This past week marked an extremely important milestone in the career of one of the Water Institute’s rising stars.
PhD candidate Molly Williams has successfully defended her thesis on the development of a novel biosensor for eDNA detection. This biosensor makes use out of the bacterial CRISPR-Cas gene editing mechanism to allow for highly specific and sensitive monitoring of aquatic species. While Molly’s thesis looked specifically at the detection of Salmo Salar Atlantic Salmon, her work has already proved adaptive to a wide range of organisms, and has proved essential in current research projects.
No doubt Molly’s work will prove seminal, as institutions and governing bodies look to modernise water monitoring practices to allow for in-situ placement of sensors. In-situ biosensors employing molecular techniques is a rapidly developing field, one in which we’ve no doubt Molly will make a name for herself.
Of course passing the torch is at the heart of every PhD odyssey. Molly praises her co-supervisors Dr. Anne Parle-McDermott and Water Institute director Dr. Fiona Regan for their unwavering support and guidance over a long 4 years of hard work.

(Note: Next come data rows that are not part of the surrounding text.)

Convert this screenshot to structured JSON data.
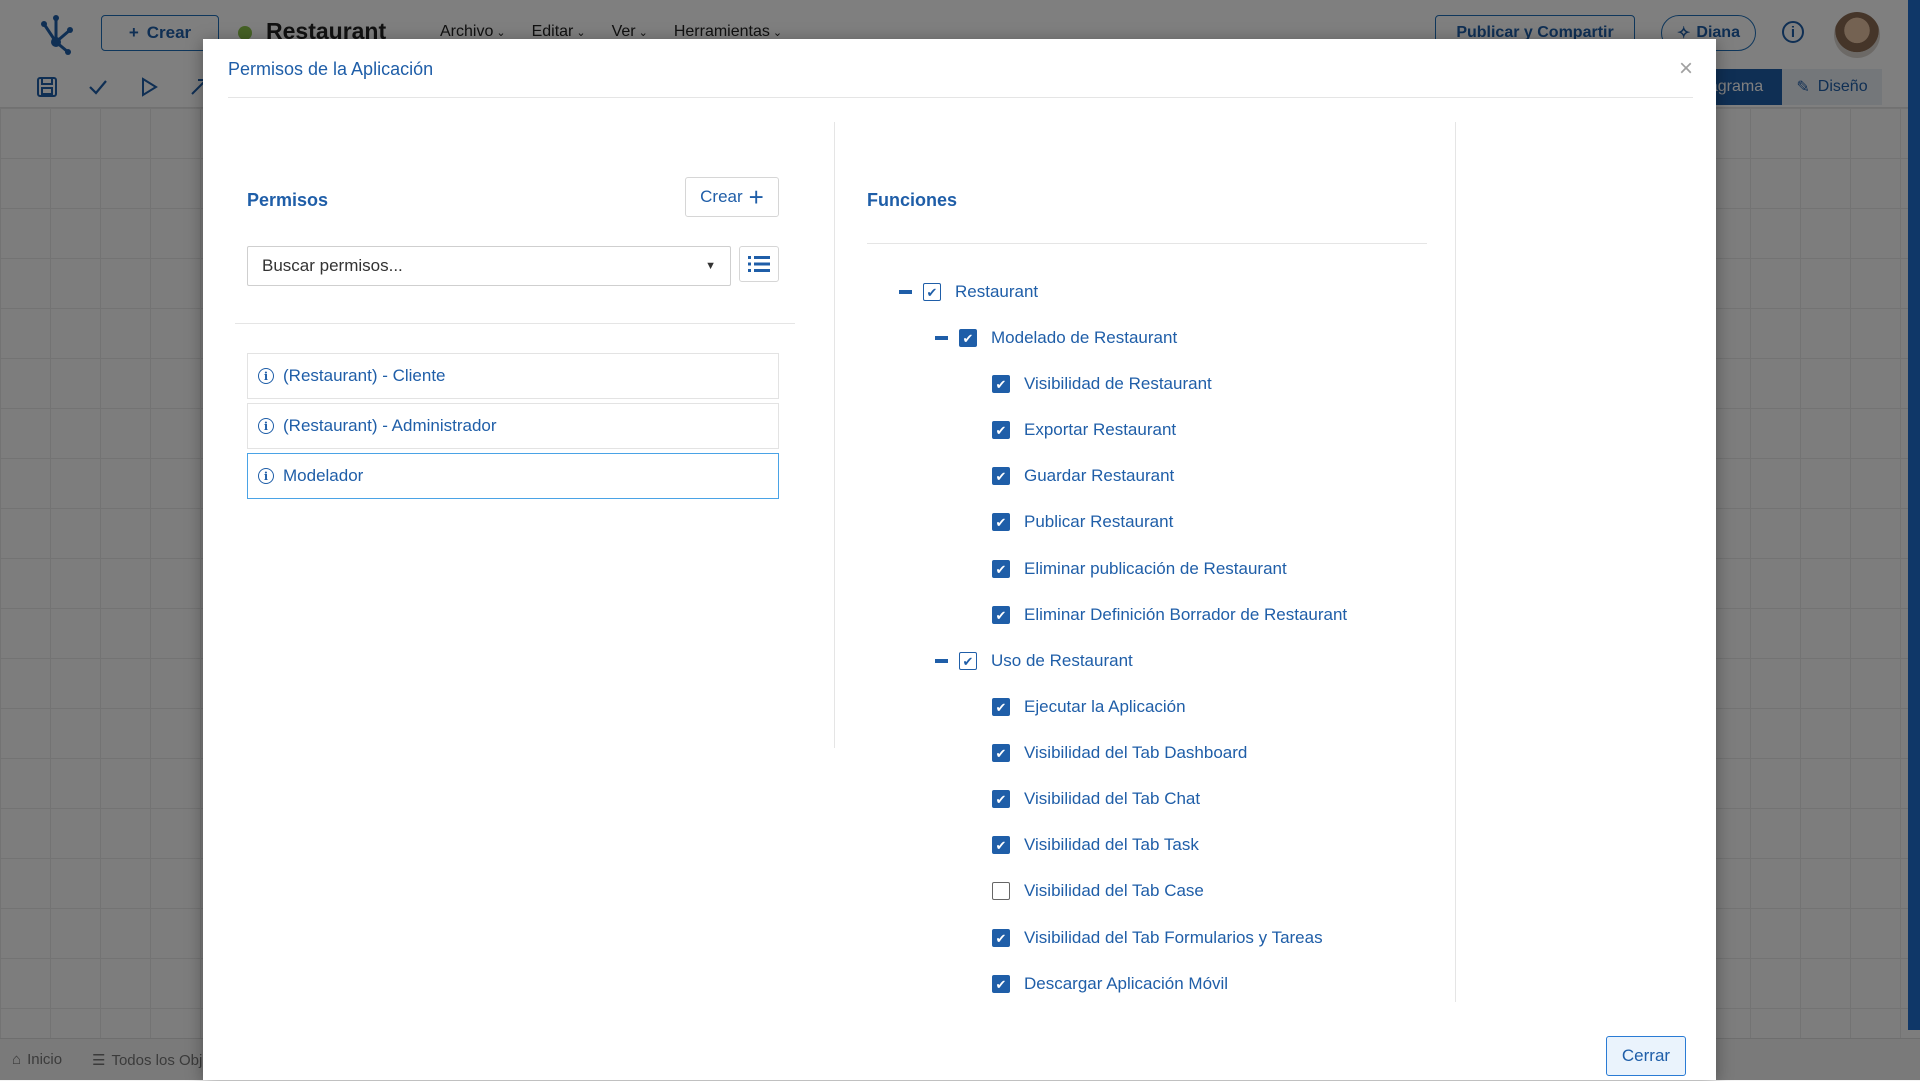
{
  "app": {
    "create_label": "Crear",
    "title": "Restaurant",
    "menu": [
      "Archivo",
      "Editar",
      "Ver",
      "Herramientas"
    ],
    "publish_label": "Publicar y Compartir",
    "assistant_label": "Diana",
    "tab_diagram_label": "agrama",
    "tab_design_label": "Diseño",
    "bottom_home": "Inicio",
    "bottom_all_objects": "Todos los Obj"
  },
  "modal": {
    "title": "Permisos de la Aplicación",
    "close_glyph": "×",
    "permissions_title": "Permisos",
    "create_button_label": "Crear",
    "search_placeholder": "Buscar permisos...",
    "permissions": [
      {
        "label": "(Restaurant) - Cliente",
        "selected": false
      },
      {
        "label": "(Restaurant) - Administrador",
        "selected": false
      },
      {
        "label": "Modelador",
        "selected": true
      }
    ],
    "functions_title": "Funciones",
    "tree": {
      "root": {
        "label": "Restaurant",
        "checked": true
      },
      "group1": {
        "label": "Modelado de Restaurant",
        "checked": true
      },
      "group1_items": [
        {
          "label": "Visibilidad de Restaurant",
          "checked": true
        },
        {
          "label": "Exportar Restaurant",
          "checked": true
        },
        {
          "label": "Guardar Restaurant",
          "checked": true
        },
        {
          "label": "Publicar Restaurant",
          "checked": true
        },
        {
          "label": "Eliminar publicación de Restaurant",
          "checked": true
        },
        {
          "label": "Eliminar Definición Borrador de Restaurant",
          "checked": true
        }
      ],
      "group2": {
        "label": "Uso de Restaurant",
        "checked": true
      },
      "group2_items": [
        {
          "label": "Ejecutar la Aplicación",
          "checked": true
        },
        {
          "label": "Visibilidad del Tab Dashboard",
          "checked": true
        },
        {
          "label": "Visibilidad del Tab Chat",
          "checked": true
        },
        {
          "label": "Visibilidad del Tab Task",
          "checked": true
        },
        {
          "label": "Visibilidad del Tab Case",
          "checked": false
        },
        {
          "label": "Visibilidad del Tab Formularios y Tareas",
          "checked": true
        },
        {
          "label": "Descargar Aplicación Móvil",
          "checked": true
        }
      ]
    },
    "close_button_label": "Cerrar"
  },
  "colors": {
    "accent": "#1f5ea8",
    "selected_border": "#4aa3e6",
    "overlay": "#000000"
  }
}
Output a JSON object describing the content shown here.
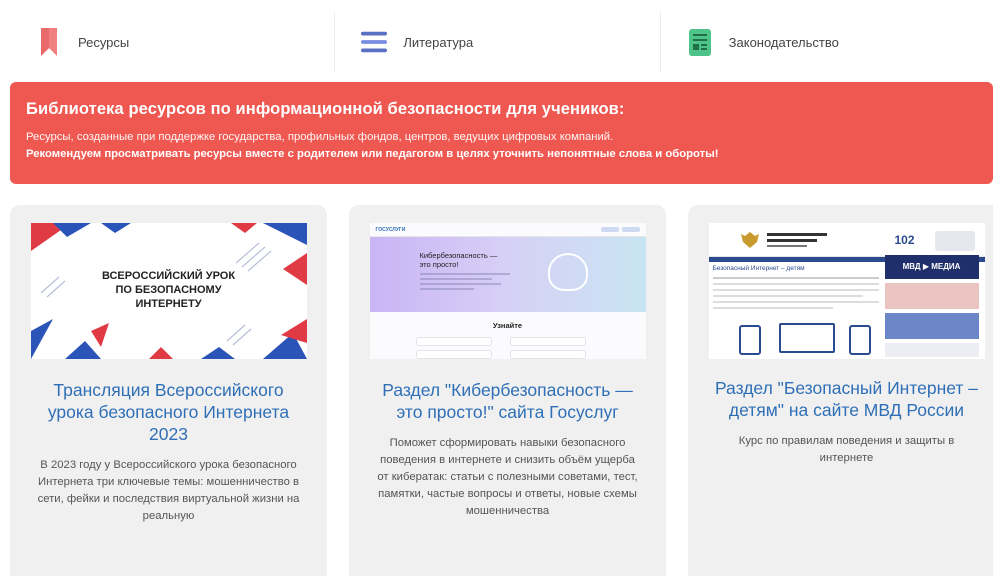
{
  "nav": {
    "items": [
      {
        "label": "Ресурсы",
        "icon": "bookmark-icon"
      },
      {
        "label": "Литература",
        "icon": "list-lines-icon"
      },
      {
        "label": "Законодательство",
        "icon": "document-icon"
      }
    ]
  },
  "banner": {
    "title": "Библиотека ресурсов по информационной безопасности для учеников:",
    "subtitle": "Ресурсы, созданные при поддержке государства, профильных фондов, центров, ведущих цифровых компаний.",
    "note": "Рекомендуем просматривать ресурсы вместе с родителем или педагогом в целях уточнить непонятные слова и обороты!"
  },
  "cards": [
    {
      "thumb_text": [
        "ВСЕРОССИЙСКИЙ УРОК",
        "ПО БЕЗОПАСНОМУ",
        "ИНТЕРНЕТУ"
      ],
      "title": "Трансляция Всероссийского урока безопасного Интернета 2023",
      "desc": "В 2023 году у Всероссийского урока безопасного Интернета три ключевые темы: мошенничество в сети, фейки и последствия виртуальной жизни на реальную"
    },
    {
      "thumb_brand": "ГОСУСЛУГИ",
      "thumb_heading": [
        "Кибербезопасность —",
        "это просто!"
      ],
      "thumb_know": "Узнайте",
      "title": "Раздел \"Кибербезопасность — это просто!\" сайта Госуслуг",
      "desc": "Поможет сформировать навыки безопасного поведения в интернете и снизить объём ущерба от кибератак: статьи с полезными советами, тест, памятки, частые вопросы и ответы, новые схемы мошенничества"
    },
    {
      "thumb_number": "102",
      "thumb_media": "МВД ▶ МЕДИА",
      "thumb_heading": "Безопасный Интернет – детям",
      "title": "Раздел \"Безопасный Интернет – детям\" на сайте МВД России",
      "desc": "Курс по правилам поведения и защиты в интернете"
    }
  ],
  "colors": {
    "banner": "#ef5751",
    "card_title": "#2f6fb6",
    "card_bg": "#f0f0f1"
  }
}
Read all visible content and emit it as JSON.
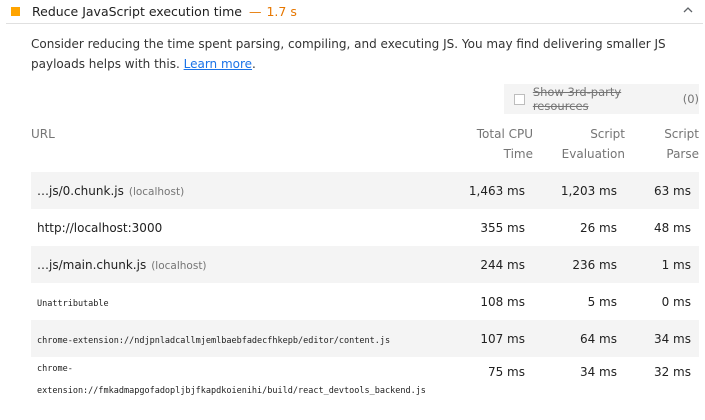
{
  "audit": {
    "title": "Reduce JavaScript execution time",
    "dash": "—",
    "value": "1.7 s",
    "warn_color": "#ffa400",
    "value_color": "#e67700"
  },
  "description": {
    "text": "Consider reducing the time spent parsing, compiling, and executing JS. You may find delivering smaller JS payloads helps with this.",
    "link": "Learn more",
    "after": "."
  },
  "third_party": {
    "label": "Show 3rd-party resources",
    "count": "(0)",
    "checked": false
  },
  "table": {
    "headers": {
      "url": "URL",
      "total_cpu_1": "Total CPU",
      "total_cpu_2": "Time",
      "script_eval_1": "Script",
      "script_eval_2": "Evaluation",
      "script_parse_1": "Script",
      "script_parse_2": "Parse"
    },
    "rows": [
      {
        "url": "…js/0.chunk.js",
        "host": "(localhost)",
        "total": "1,463 ms",
        "eval": "1,203 ms",
        "parse": "63 ms"
      },
      {
        "url": "http://localhost:3000",
        "host": "",
        "total": "355 ms",
        "eval": "26 ms",
        "parse": "48 ms"
      },
      {
        "url": "…js/main.chunk.js",
        "host": "(localhost)",
        "total": "244 ms",
        "eval": "236 ms",
        "parse": "1 ms"
      },
      {
        "url": "Unattributable",
        "host": "",
        "total": "108 ms",
        "eval": "5 ms",
        "parse": "0 ms"
      },
      {
        "url": "chrome-extension://ndjpnladcallmjemlbaebfadecfhkepb/editor/content.js",
        "host": "",
        "total": "107 ms",
        "eval": "64 ms",
        "parse": "34 ms"
      },
      {
        "url_line1": "chrome-",
        "url_line2": "extension://fmkadmapgofadopljbjfkapdkoienihi/build/react_devtools_backend.js",
        "host": "",
        "total": "75 ms",
        "eval": "34 ms",
        "parse": "32 ms"
      }
    ]
  }
}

Congratulations Dr. Molly Williams!
To keep up to date with Dr. Williams and her work, please see below: